There is no general theory of nonlinear systems. A nonlinear system
with memory can be quite surprising. In particular, it can emit any
output signal in response to any input signal. For example, it could
replace all music by Beethoven with something by Mozart, etc. That
said, many subclasses of nonlinear filters can be successfully
analyzed:

A nonlinear, memoryless, time-invariant ``black box'' can be ``mapped
out'' by measuring its response to an impulse at each amplitude.

A memoryless nonlinearity followed by an LTI filter can similarly be
characterized by a stack of impulse-responses indexed by amplitude (sometimes
called dynamic convolution).

One often-used tool for nonlinear systems analysis is Volterra series
[4].
A Volterra series expansion represents a nonlinear system as a sum of
iterated convolutions:

Here is the input signal, is the output signal, and the
impulse-response replacements are called Volterra
kernels.

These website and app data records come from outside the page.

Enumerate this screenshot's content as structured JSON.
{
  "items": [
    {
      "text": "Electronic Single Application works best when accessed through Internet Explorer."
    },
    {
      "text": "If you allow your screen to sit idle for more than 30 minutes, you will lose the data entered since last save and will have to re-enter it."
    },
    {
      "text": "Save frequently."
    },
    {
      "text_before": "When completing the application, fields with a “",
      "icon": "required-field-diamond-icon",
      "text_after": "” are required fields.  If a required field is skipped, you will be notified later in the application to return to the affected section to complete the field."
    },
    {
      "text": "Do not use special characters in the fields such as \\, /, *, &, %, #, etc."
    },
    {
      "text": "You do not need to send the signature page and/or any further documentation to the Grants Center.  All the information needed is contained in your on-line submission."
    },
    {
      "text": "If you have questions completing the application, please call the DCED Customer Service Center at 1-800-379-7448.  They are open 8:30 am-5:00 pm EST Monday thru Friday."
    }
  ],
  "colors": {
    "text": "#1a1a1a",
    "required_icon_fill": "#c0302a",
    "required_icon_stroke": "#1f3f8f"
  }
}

The special notation
indicates that the second-order kernel is fundamentally
two-dimensional, meaning that the third term above (the first
nonlinear term) is written out explicitly as

Similarly, the third-order kernel is three-dimensional, in
general. In principle, every nonlinear system can be represented by
its (typically infinite) Volterra series expansion. The method is
most successful when the kernels rapidly approach zero as order
increases.

In the special case for which the Volterra expansion reduces to